Nearly all vehicles have a chime or speaker on the dashboard instrument cluster for various alert functions. Increasingly, instrument cluster manufacturers are turning to speakers that produce multiple chime, alert and turn signal indicator sounds with higher Sound Pressure Level (SPL).

Higher SPL is needed to overcome interior noise, particularly at higher road speeds. Often, cluster manufacturers try to achieve higher SPL by increasing the power applied to the speaker. Frequently, the increase pushes the power above the level for which the speaker is rated, resulting in significantly diminished sound quality and speaker life expectancy. A superior, alternative method to achieve higher SPL is to apply basic acoustic principles, such as "separation" and sound "channeling."

Separation is a critical and often overlooked design consideration. As a speaker diaphragm vibrates, sound waves are produced by the front and back of the diaphragm. The front and back sound waves are equal in amplitude and 180° out of phase with each other. If the front and back sound waves mix, they cancel each other out, resulting in a greatly reduced sound pressure level. This negative effect can be eliminated in the cluster design by separating the front and back sound waves.

Sound channeling is another overlooked design consideration. In most automotive designs, the speaker is placed onto a printed circuit board (PCB) with the front of the speaker pointed towards the vehicle's engine. The PCB is enclosed in a plastic cluster housing assembled into the dense instrument panel. The resulting sound output is greatly diminished by the time it reaches the driver. However, a driver can experience greatly increased SPL by having the sound "channeled" toward him or her.

Range Rover 2011Real World Results
These design concepts were put to the test in the 2010 Jaguar XJ and Land Rover Ranger Rover. Jaguar Land Rover models can travel up to 155 MPH, so the audibility of the alert functions at higher speeds is a necessity. To meet branding requirements and improve performance, the speaker was moved from the printed circuit board to the top of the instrument cluster. The desired sounds were achieved at less power by creating a direct sound channel toward the driver and providing total separation of the speaker's front and back sound waves.

Another Method
Although acoustic considerations such as separation and channeling should always be included in the design, improvements to the speaker can also help to create the desired SPL. One of the most effective acoustic changes is the diameter, and thus the surface area, of a speaker's diaphragm.

A larger diaphragm does not necessarily produce a higher SPL at all frequencies but it does result in a higher SPL at low frequencies since diaphragms with large surface areas transmit low frequencies to air more efficiently than smaller diaphragms.
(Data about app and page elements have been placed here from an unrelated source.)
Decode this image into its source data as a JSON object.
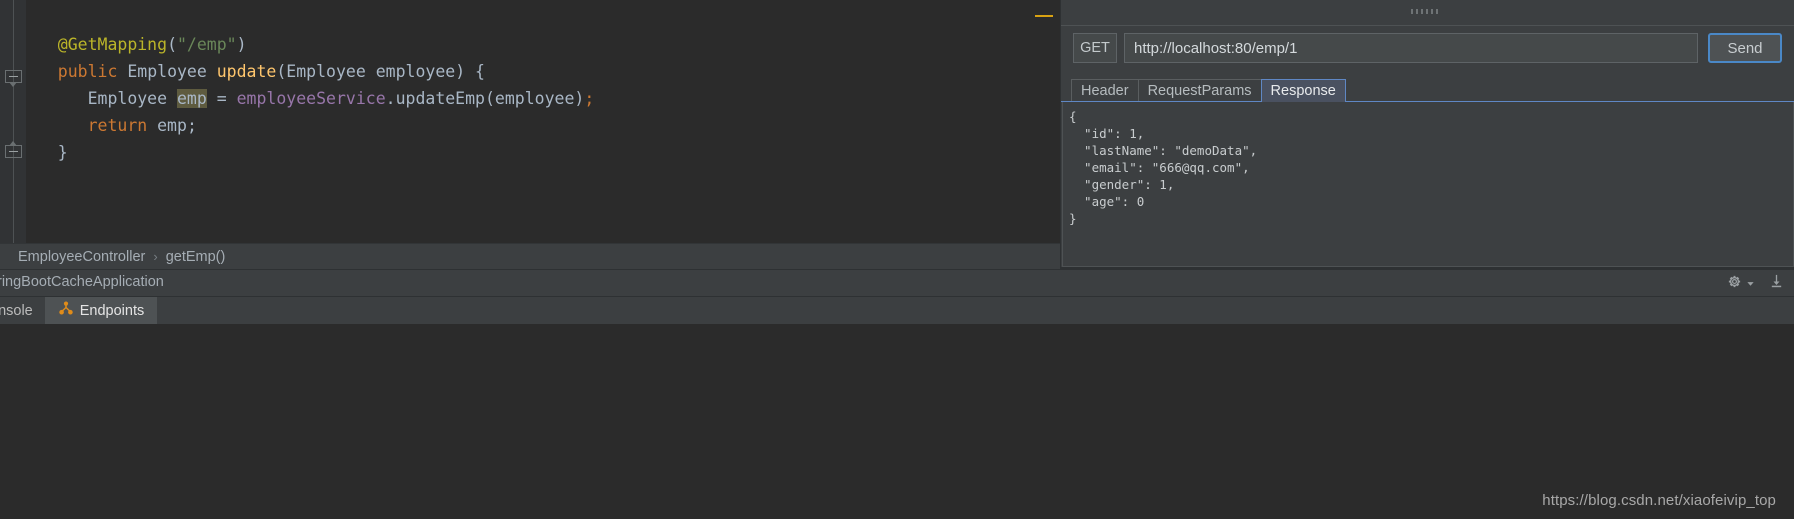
{
  "editor": {
    "code_lines": [
      {
        "indent": 3,
        "tokens": [
          {
            "t": "@GetMapping",
            "c": "tok-ann"
          },
          {
            "t": "(",
            "c": "tok-punct"
          },
          {
            "t": "\"/emp\"",
            "c": "tok-str"
          },
          {
            "t": ")",
            "c": "tok-punct"
          }
        ]
      },
      {
        "indent": 3,
        "tokens": [
          {
            "t": "public",
            "c": "tok-kw"
          },
          {
            "t": " ",
            "c": "tok-punct"
          },
          {
            "t": "Employee",
            "c": "tok-type"
          },
          {
            "t": " ",
            "c": "tok-punct"
          },
          {
            "t": "update",
            "c": "tok-meth"
          },
          {
            "t": "(",
            "c": "tok-punct"
          },
          {
            "t": "Employee",
            "c": "tok-type"
          },
          {
            "t": " employee",
            "c": "tok-ident"
          },
          {
            "t": ") {",
            "c": "tok-punct"
          }
        ]
      },
      {
        "indent": 6,
        "tokens": [
          {
            "t": "Employee",
            "c": "tok-type"
          },
          {
            "t": " ",
            "c": "tok-punct"
          },
          {
            "t": "emp",
            "c": "tok-hl"
          },
          {
            "t": " = ",
            "c": "tok-punct"
          },
          {
            "t": "employeeService",
            "c": "tok-field"
          },
          {
            "t": ".",
            "c": "tok-punct"
          },
          {
            "t": "updateEmp",
            "c": "tok-ident"
          },
          {
            "t": "(",
            "c": "tok-punct"
          },
          {
            "t": "employee",
            "c": "tok-ident"
          },
          {
            "t": ")",
            "c": "tok-punct"
          },
          {
            "t": ";",
            "c": "tok-kw"
          }
        ]
      },
      {
        "indent": 6,
        "tokens": [
          {
            "t": "return",
            "c": "tok-kw"
          },
          {
            "t": " emp",
            "c": "tok-ident"
          },
          {
            "t": ";",
            "c": "tok-punct"
          }
        ]
      },
      {
        "indent": 3,
        "tokens": [
          {
            "t": "}",
            "c": "tok-punct"
          }
        ]
      }
    ],
    "breadcrumb": {
      "class_name": "EmployeeController",
      "separator": "›",
      "method_name": "getEmp()"
    }
  },
  "run_bar": {
    "configuration_label": "ringBootCacheApplication"
  },
  "tool_window": {
    "tabs": [
      {
        "label": "onsole",
        "icon": "",
        "active": false
      },
      {
        "label": "Endpoints",
        "icon": "endpoints-icon",
        "active": true
      }
    ]
  },
  "console": {
    "watermark": "https://blog.csdn.net/xiaofeivip_top"
  },
  "http_client": {
    "method": "GET",
    "url": "http://localhost:80/emp/1",
    "url_placeholder": "http://localhost:80/emp/1",
    "send_label": "Send",
    "tabs": [
      {
        "label": "Header",
        "active": false
      },
      {
        "label": "RequestParams",
        "active": false
      },
      {
        "label": "Response",
        "active": true
      }
    ],
    "response_lines": [
      "{",
      "  \"id\": 1,",
      "  \"lastName\": \"demoData\",",
      "  \"email\": \"666@qq.com\",",
      "  \"gender\": 1,",
      "  \"age\": 0",
      "}"
    ]
  },
  "colors": {
    "editor_bg": "#2b2b2b",
    "panel_bg": "#3c3f41",
    "accent_blue": "#5f87c4",
    "accent_orange": "#e08c1a",
    "selection_highlight": "#5e5b3f",
    "scrollbar_mark": "#d9a212"
  }
}
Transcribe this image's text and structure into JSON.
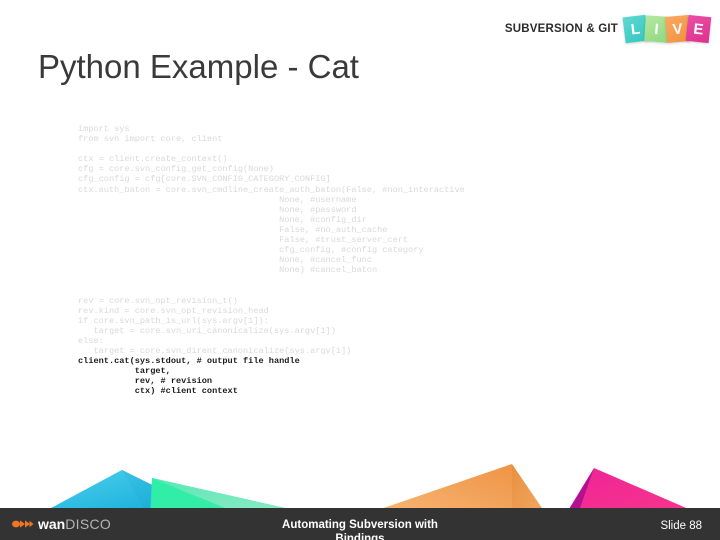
{
  "header": {
    "brand_text": "SUBVERSION & GIT",
    "logo_letters": [
      "L",
      "I",
      "V",
      "E"
    ],
    "logo_colors": [
      "#35c6c0",
      "#8fd880",
      "#f3913f",
      "#dd2f8f"
    ]
  },
  "title": "Python Example - Cat",
  "code": {
    "lines": [
      {
        "text": "import sys",
        "style": "faint"
      },
      {
        "text": "from svn import core, client",
        "style": "faint"
      },
      {
        "text": "",
        "style": "blank"
      },
      {
        "text": "ctx = client.create_context()",
        "style": "faint"
      },
      {
        "text": "cfg = core.svn_config_get_config(None)",
        "style": "faint"
      },
      {
        "text": "cfg_config = cfg[core.SVN_CONFIG_CATEGORY_CONFIG]",
        "style": "faint"
      },
      {
        "text": "ctx.auth_baton = core.svn_cmdline_create_auth_baton(False, #non_interactive",
        "style": "faint"
      },
      {
        "text": "                                       None, #username",
        "style": "faint"
      },
      {
        "text": "                                       None, #password",
        "style": "faint"
      },
      {
        "text": "                                       None, #config_dir",
        "style": "faint"
      },
      {
        "text": "                                       False, #no_auth_cache",
        "style": "faint"
      },
      {
        "text": "                                       False, #trust_server_cert",
        "style": "faint"
      },
      {
        "text": "                                       cfg_config, #config category",
        "style": "faint"
      },
      {
        "text": "                                       None, #cancel_func",
        "style": "faint"
      },
      {
        "text": "                                       None) #cancel_baton",
        "style": "faint"
      },
      {
        "text": "",
        "style": "blank"
      },
      {
        "text": "",
        "style": "blank"
      },
      {
        "text": "rev = core.svn_opt_revision_t()",
        "style": "faint"
      },
      {
        "text": "rev.kind = core.svn_opt_revision_head",
        "style": "faint"
      },
      {
        "text": "if core.svn_path_is_url(sys.argv[1]):",
        "style": "faint"
      },
      {
        "text": "   target = core.svn_uri_canonicalize(sys.argv[1])",
        "style": "faint"
      },
      {
        "text": "else:",
        "style": "faint"
      },
      {
        "text": "   target = core.svn_dirent_canonicalize(sys.argv[1])",
        "style": "faint"
      },
      {
        "text": "client.cat(sys.stdout, # output file handle",
        "style": "bold"
      },
      {
        "text": "           target,",
        "style": "bold"
      },
      {
        "text": "           rev, # revision",
        "style": "bold"
      },
      {
        "text": "           ctx) #client context",
        "style": "bold"
      }
    ]
  },
  "shapes": [
    {
      "name": "cyan-peak",
      "color_light": "#29bfe0",
      "color_dark": "#0c9fcb"
    },
    {
      "name": "green-peak",
      "color_light": "#2ef0a6",
      "color_dark": "#7fe0b4"
    },
    {
      "name": "orange-peak",
      "color_light": "#f5a657",
      "color_dark": "#e8913f"
    },
    {
      "name": "magenta-peak",
      "color_light": "#f72f8f",
      "color_dark": "#b8128c"
    }
  ],
  "footer": {
    "logo_wan": "wan",
    "logo_disco": "DISCO",
    "center_line1": "Automating Subversion with",
    "center_line2": "Bindings",
    "slide_number": "Slide 88",
    "bar_color": "#333333"
  }
}
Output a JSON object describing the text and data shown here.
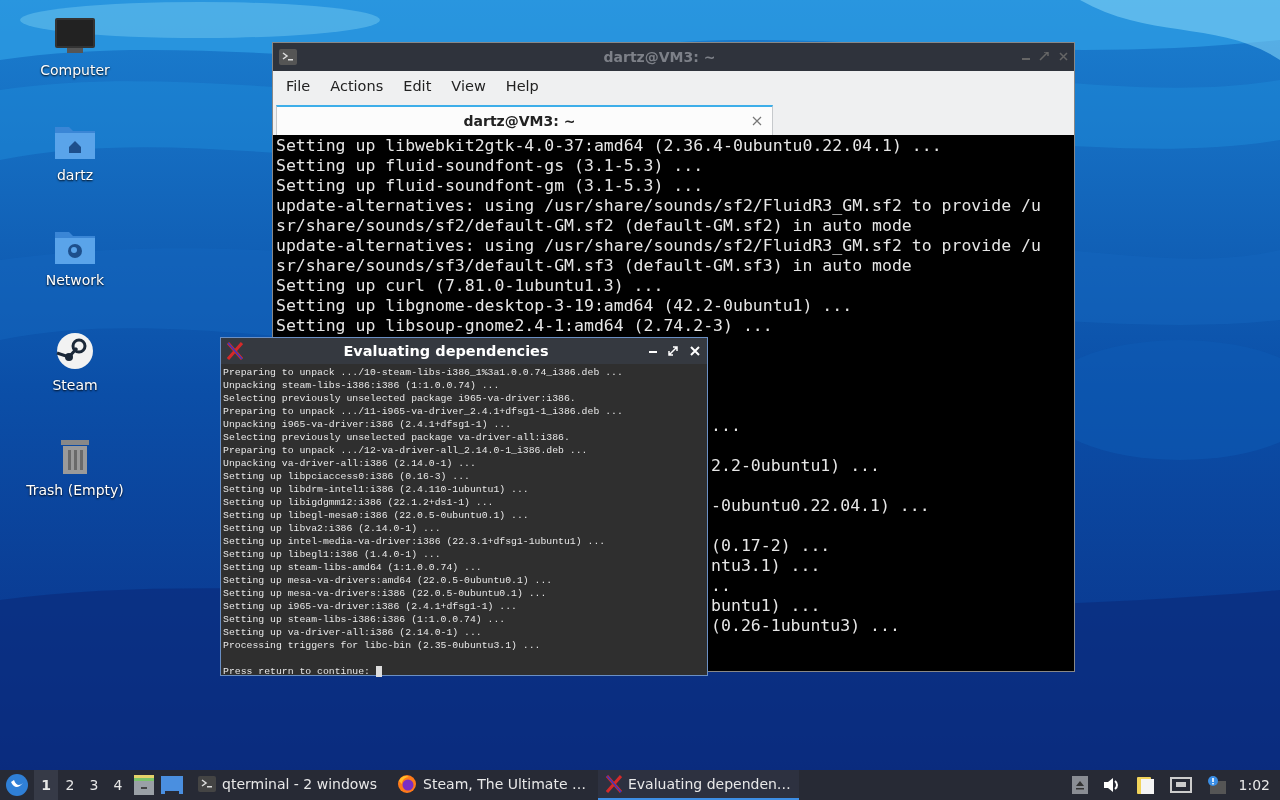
{
  "desktop_icons": [
    {
      "label": "Computer",
      "kind": "computer"
    },
    {
      "label": "dartz",
      "kind": "home"
    },
    {
      "label": "Network",
      "kind": "network"
    },
    {
      "label": "Steam",
      "kind": "steam"
    },
    {
      "label": "Trash (Empty)",
      "kind": "trash"
    }
  ],
  "terminal_window": {
    "title": "dartz@VM3: ~",
    "menu": [
      "File",
      "Actions",
      "Edit",
      "View",
      "Help"
    ],
    "tabs": [
      {
        "label": "dartz@VM3: ~",
        "selected": true
      }
    ],
    "lines": [
      {
        "kind": "full",
        "text": "Setting up libwebkit2gtk-4.0-37:amd64 (2.36.4-0ubuntu0.22.04.1) ..."
      },
      {
        "kind": "full",
        "text": "Setting up fluid-soundfont-gs (3.1-5.3) ..."
      },
      {
        "kind": "full",
        "text": "Setting up fluid-soundfont-gm (3.1-5.3) ..."
      },
      {
        "kind": "full",
        "text": "update-alternatives: using /usr/share/sounds/sf2/FluidR3_GM.sf2 to provide /u"
      },
      {
        "kind": "full",
        "text": "sr/share/sounds/sf2/default-GM.sf2 (default-GM.sf2) in auto mode"
      },
      {
        "kind": "full",
        "text": "update-alternatives: using /usr/share/sounds/sf2/FluidR3_GM.sf2 to provide /u"
      },
      {
        "kind": "full",
        "text": "sr/share/sounds/sf3/default-GM.sf3 (default-GM.sf3) in auto mode"
      },
      {
        "kind": "full",
        "text": "Setting up curl (7.81.0-1ubuntu1.3) ..."
      },
      {
        "kind": "full",
        "text": "Setting up libgnome-desktop-3-19:amd64 (42.2-0ubuntu1) ..."
      },
      {
        "kind": "full",
        "text": "Setting up libsoup-gnome2.4-1:amd64 (2.74.2-3) ..."
      },
      {
        "kind": "blank"
      },
      {
        "kind": "blank"
      },
      {
        "kind": "blank"
      },
      {
        "kind": "blank"
      },
      {
        "kind": "tail",
        "text": "..."
      },
      {
        "kind": "blank"
      },
      {
        "kind": "tail",
        "text": "2.2-0ubuntu1) ..."
      },
      {
        "kind": "blank"
      },
      {
        "kind": "tail",
        "text": "-0ubuntu0.22.04.1) ..."
      },
      {
        "kind": "blank"
      },
      {
        "kind": "tail",
        "text": "(0.17-2) ..."
      },
      {
        "kind": "tail",
        "text": "ntu3.1) ..."
      },
      {
        "kind": "tail",
        "text": ".."
      },
      {
        "kind": "tail",
        "text": "buntu1) ..."
      },
      {
        "kind": "tail",
        "text": "(0.26-1ubuntu3) ..."
      }
    ]
  },
  "xterm_window": {
    "title": "Evaluating dependencies",
    "lines": [
      "Preparing to unpack .../10-steam-libs-i386_1%3a1.0.0.74_i386.deb ...",
      "Unpacking steam-libs-i386:i386 (1:1.0.0.74) ...",
      "Selecting previously unselected package i965-va-driver:i386.",
      "Preparing to unpack .../11-i965-va-driver_2.4.1+dfsg1-1_i386.deb ...",
      "Unpacking i965-va-driver:i386 (2.4.1+dfsg1-1) ...",
      "Selecting previously unselected package va-driver-all:i386.",
      "Preparing to unpack .../12-va-driver-all_2.14.0-1_i386.deb ...",
      "Unpacking va-driver-all:i386 (2.14.0-1) ...",
      "Setting up libpciaccess0:i386 (0.16-3) ...",
      "Setting up libdrm-intel1:i386 (2.4.110-1ubuntu1) ...",
      "Setting up libigdgmm12:i386 (22.1.2+ds1-1) ...",
      "Setting up libegl-mesa0:i386 (22.0.5-0ubuntu0.1) ...",
      "Setting up libva2:i386 (2.14.0-1) ...",
      "Setting up intel-media-va-driver:i386 (22.3.1+dfsg1-1ubuntu1) ...",
      "Setting up libegl1:i386 (1.4.0-1) ...",
      "Setting up steam-libs-amd64 (1:1.0.0.74) ...",
      "Setting up mesa-va-drivers:amd64 (22.0.5-0ubuntu0.1) ...",
      "Setting up mesa-va-drivers:i386 (22.0.5-0ubuntu0.1) ...",
      "Setting up i965-va-driver:i386 (2.4.1+dfsg1-1) ...",
      "Setting up steam-libs-i386:i386 (1:1.0.0.74) ...",
      "Setting up va-driver-all:i386 (2.14.0-1) ...",
      "Processing triggers for libc-bin (2.35-0ubuntu3.1) ..."
    ],
    "prompt": "Press return to continue:"
  },
  "taskbar": {
    "workspaces": [
      {
        "label": "1",
        "selected": true
      },
      {
        "label": "2",
        "selected": false
      },
      {
        "label": "3",
        "selected": false
      },
      {
        "label": "4",
        "selected": false
      }
    ],
    "tasks": [
      {
        "label": "qterminal - 2 windows",
        "kind": "terminal",
        "selected": false
      },
      {
        "label": "Steam, The Ultimate …",
        "kind": "firefox",
        "selected": false
      },
      {
        "label": "Evaluating dependen…",
        "kind": "xterm",
        "selected": true
      }
    ],
    "clock": "1:02"
  }
}
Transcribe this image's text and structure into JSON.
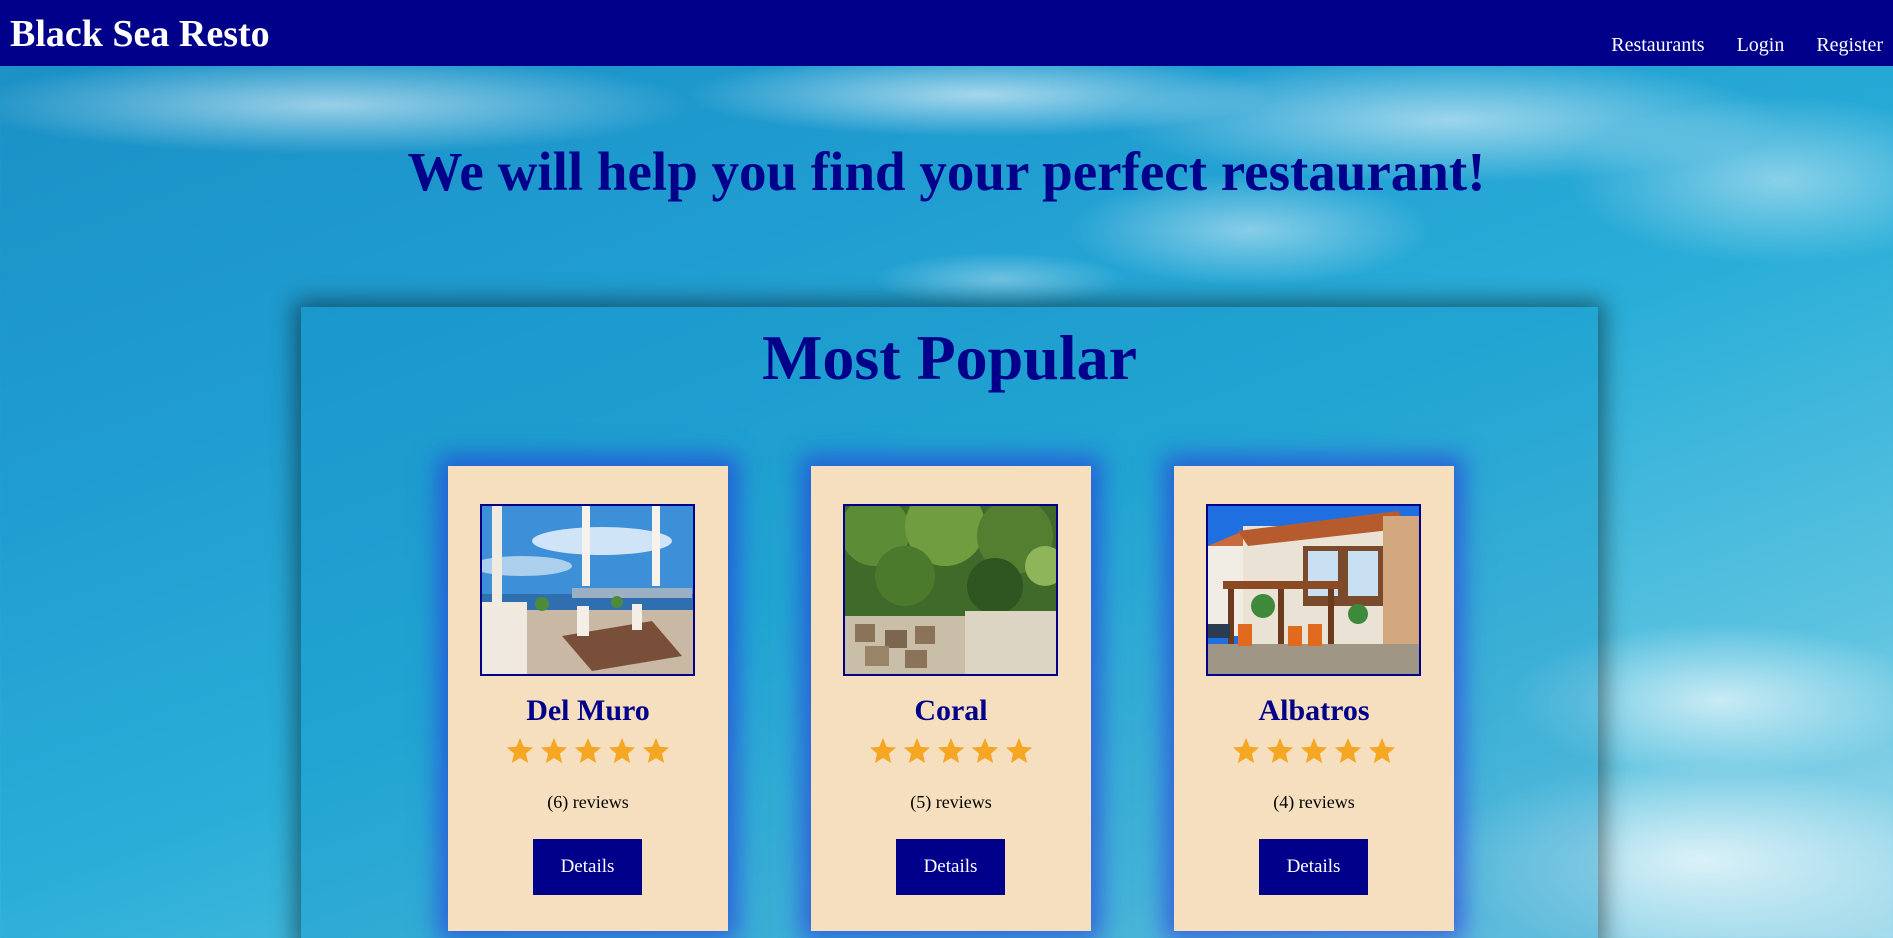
{
  "header": {
    "brand": "Black Sea Resto",
    "nav": [
      "Restaurants",
      "Login",
      "Register"
    ]
  },
  "hero": {
    "title": "We will help you find your perfect restaurant!"
  },
  "popular": {
    "title": "Most Popular",
    "restaurants": [
      {
        "name": "Del Muro",
        "rating": 5,
        "reviews": "(6) reviews",
        "button": "Details"
      },
      {
        "name": "Coral",
        "rating": 5,
        "reviews": "(5) reviews",
        "button": "Details"
      },
      {
        "name": "Albatros",
        "rating": 5,
        "reviews": "(4) reviews",
        "button": "Details"
      }
    ]
  },
  "colors": {
    "navbar": "#00008b",
    "title_text": "#00008b",
    "card_background": "#f6dfbf",
    "star": "#f5a623",
    "button": "#00008b"
  },
  "icons": [
    "star-icon"
  ]
}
As manufacturers develop instrument clusters to produce more pleasant sounds, speakers that can deliver low frequency content at a high SPL are critical.

The previous experiments tested speakers with a standard 30 mm diameter diaphragm, but speakers with larger 40 mm diaphragms can be used if there is space in the instrument cluster. Because there is more air resistance and the diaphragm is heavier in a speaker with a 40 mm diameter diaphragm, more power must be applied to drive it. Figure 3 shows that the SPL at frequencies below 400 Hz is significantly higher for the speaker with a 40 mm diaphragm. 

Selecting only a suitable speaker for an instrument cluster application is not enough to provide the driver with highly audible alerts. There are many acoustic effects that must be considered when designing the instrument cluster and its enclosure, such as channeling and separation, in order to fully realize a speaker's potential. Care must be taken to design the instrument cluster enclosure such that the front of the speaker is sealed off from the back of the speaker and the sound from the front of the speaker is channeled out of the enclosure without losing energy to its surroundings. To increase the sound pressure level at low frequencies, a speaker with a larger diameter diaphragm can be used but the same care must be taken to acoustically engineer it into the instrument cluster.

About the Authors
Jon Levin is a sales engineer with Star Micronics America's Audio Component Division. Before starting with Star Micronics America Jon studied Physics at Purdue University and worked as an Applications Development Engineer.